But some think that fee is too high, and many attorneys are dissatisfied with how PACER archives and organizes documents. A team of researchers at the Center for Information Technology Policy at Princeton University recently created RECAP, a plug-in that works with the Firefox Web browser. Once a PACER user installs RECAP, it automatically uploads any document he accesses via his PACER account to a public archive, which is accessible for free. If a PACER document is already available in the free database, RECAP directs the user to the free version, saving PACER users money and building a robust free database.
Likewise, the Web site Dockets.Justia.com obtains every document from each federal district court's Electronic Case Filing system on a daily basis and uploads it to a free repository.

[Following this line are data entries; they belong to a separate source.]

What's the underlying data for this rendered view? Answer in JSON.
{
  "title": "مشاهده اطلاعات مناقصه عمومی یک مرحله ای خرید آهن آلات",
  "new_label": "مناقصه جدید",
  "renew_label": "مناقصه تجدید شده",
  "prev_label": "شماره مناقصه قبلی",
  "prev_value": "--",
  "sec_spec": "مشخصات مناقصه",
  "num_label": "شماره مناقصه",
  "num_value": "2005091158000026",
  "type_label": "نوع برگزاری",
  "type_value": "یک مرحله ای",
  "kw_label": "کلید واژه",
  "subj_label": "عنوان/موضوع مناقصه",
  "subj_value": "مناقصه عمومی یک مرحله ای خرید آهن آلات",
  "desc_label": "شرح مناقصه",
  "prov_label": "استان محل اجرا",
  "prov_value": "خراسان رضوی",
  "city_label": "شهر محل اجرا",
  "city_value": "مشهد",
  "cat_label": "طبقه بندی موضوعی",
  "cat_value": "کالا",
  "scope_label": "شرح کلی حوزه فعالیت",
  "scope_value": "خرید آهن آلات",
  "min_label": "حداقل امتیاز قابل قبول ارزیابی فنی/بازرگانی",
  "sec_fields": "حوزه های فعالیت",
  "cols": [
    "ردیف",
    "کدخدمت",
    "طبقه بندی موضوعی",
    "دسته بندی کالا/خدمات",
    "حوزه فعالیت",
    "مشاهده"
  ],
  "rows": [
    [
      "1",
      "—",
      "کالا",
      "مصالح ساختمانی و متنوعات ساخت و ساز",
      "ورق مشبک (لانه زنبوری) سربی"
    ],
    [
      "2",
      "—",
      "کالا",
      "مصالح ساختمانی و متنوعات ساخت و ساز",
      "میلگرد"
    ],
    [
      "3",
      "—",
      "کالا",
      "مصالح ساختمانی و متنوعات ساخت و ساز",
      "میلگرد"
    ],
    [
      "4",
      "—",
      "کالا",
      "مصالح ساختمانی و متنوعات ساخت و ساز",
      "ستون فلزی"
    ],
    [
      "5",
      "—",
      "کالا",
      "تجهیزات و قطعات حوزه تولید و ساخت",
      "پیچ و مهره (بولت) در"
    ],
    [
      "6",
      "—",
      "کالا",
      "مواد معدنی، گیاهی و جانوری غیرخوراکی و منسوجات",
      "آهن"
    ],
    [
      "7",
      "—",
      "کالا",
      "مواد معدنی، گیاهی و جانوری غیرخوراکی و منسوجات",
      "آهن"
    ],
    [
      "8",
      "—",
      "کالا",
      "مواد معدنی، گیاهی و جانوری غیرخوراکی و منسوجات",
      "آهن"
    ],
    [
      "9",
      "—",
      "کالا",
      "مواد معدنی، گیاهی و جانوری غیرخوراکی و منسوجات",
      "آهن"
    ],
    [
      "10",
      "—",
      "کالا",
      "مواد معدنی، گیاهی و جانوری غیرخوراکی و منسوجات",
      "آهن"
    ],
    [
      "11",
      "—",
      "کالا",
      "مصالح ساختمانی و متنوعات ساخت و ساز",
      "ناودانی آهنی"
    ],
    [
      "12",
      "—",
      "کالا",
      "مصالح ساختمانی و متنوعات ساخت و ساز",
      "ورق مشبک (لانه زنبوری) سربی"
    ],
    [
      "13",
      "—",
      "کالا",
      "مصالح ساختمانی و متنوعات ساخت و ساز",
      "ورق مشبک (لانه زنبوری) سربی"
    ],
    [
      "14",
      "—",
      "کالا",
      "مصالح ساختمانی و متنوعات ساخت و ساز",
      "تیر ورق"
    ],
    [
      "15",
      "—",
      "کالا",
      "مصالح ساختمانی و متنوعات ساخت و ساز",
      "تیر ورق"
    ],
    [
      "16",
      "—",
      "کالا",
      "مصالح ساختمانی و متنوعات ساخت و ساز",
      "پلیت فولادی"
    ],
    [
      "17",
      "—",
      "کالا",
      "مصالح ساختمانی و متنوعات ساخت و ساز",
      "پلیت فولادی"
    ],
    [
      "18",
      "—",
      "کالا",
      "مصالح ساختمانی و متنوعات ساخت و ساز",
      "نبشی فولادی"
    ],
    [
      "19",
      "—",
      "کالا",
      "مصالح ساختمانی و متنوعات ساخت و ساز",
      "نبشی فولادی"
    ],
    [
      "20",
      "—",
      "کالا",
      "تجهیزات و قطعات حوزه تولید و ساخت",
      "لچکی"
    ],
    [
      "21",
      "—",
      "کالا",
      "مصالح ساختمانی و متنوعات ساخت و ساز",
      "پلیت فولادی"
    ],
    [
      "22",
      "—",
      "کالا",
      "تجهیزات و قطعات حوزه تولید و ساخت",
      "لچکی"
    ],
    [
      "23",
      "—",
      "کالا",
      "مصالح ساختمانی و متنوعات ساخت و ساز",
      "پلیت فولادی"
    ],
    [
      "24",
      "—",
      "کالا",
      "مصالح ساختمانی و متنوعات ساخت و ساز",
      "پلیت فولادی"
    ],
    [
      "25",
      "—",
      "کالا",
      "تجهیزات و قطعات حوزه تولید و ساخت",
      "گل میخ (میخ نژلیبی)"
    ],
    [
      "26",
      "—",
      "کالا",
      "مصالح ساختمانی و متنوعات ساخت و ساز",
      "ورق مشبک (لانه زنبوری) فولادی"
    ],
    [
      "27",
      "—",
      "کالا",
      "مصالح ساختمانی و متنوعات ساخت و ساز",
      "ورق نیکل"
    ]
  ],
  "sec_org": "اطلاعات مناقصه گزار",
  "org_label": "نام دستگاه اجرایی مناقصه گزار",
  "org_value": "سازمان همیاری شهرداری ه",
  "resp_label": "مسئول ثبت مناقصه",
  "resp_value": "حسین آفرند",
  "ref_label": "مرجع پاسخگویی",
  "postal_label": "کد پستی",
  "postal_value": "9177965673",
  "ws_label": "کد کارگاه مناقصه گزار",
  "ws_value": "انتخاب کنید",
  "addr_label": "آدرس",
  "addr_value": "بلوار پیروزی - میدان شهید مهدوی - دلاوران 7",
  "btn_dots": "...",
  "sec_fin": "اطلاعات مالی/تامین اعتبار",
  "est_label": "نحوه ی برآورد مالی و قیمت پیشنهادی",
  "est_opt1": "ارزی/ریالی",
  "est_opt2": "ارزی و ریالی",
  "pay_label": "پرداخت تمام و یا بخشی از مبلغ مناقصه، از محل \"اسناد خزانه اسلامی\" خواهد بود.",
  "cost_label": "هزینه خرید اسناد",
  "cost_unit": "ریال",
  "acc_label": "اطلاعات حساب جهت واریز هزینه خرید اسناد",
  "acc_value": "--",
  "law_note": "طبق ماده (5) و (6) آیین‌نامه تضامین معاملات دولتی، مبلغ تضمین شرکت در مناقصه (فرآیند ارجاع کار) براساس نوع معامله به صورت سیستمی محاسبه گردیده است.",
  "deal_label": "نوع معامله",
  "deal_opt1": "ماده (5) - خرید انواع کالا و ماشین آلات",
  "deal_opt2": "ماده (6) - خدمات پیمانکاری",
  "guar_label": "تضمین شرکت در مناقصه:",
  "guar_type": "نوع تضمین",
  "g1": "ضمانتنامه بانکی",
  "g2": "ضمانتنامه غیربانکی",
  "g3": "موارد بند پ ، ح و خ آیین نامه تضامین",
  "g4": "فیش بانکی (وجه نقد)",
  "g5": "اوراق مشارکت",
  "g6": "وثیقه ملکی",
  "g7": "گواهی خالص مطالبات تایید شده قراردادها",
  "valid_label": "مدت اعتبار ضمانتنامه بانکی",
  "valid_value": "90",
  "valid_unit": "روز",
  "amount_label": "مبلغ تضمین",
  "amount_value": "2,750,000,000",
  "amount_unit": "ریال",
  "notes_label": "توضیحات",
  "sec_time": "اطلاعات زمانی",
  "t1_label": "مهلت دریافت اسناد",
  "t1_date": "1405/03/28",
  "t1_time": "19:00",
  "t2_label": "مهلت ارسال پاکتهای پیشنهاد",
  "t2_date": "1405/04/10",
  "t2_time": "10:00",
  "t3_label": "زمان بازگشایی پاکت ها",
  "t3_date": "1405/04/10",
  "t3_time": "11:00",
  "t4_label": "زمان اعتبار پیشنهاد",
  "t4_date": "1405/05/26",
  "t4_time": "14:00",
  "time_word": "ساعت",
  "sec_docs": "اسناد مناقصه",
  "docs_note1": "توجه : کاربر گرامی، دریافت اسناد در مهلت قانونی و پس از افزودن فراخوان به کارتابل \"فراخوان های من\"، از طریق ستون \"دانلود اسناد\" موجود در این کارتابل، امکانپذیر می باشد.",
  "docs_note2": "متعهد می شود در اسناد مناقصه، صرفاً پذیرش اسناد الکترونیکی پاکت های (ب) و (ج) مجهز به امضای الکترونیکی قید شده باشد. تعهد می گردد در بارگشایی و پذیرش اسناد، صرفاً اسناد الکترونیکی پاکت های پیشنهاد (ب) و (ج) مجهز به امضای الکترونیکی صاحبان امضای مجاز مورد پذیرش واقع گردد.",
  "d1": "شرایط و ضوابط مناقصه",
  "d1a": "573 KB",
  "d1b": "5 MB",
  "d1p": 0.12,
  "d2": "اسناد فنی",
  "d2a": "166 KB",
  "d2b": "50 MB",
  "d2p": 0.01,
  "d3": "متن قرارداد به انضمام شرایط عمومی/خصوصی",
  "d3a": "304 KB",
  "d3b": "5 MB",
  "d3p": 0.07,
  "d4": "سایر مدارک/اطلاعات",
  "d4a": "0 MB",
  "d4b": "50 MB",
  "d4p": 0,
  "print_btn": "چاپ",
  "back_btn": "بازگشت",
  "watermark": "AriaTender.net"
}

Law.gov, Justia and RECAP are all focused on bringing a critical mass of legal data online.
There are also concerns about the dataset on Google Scholar. Google uploads new cases frequently, but is not as up-to-the-minute as the subscription-based Web sites.
Still, for lawyers who can afford only limited subscriptions to Westlaw or Lexis, or for the many in-house law departments without unlimited access to subscription services, Google Scholar could be a godsend.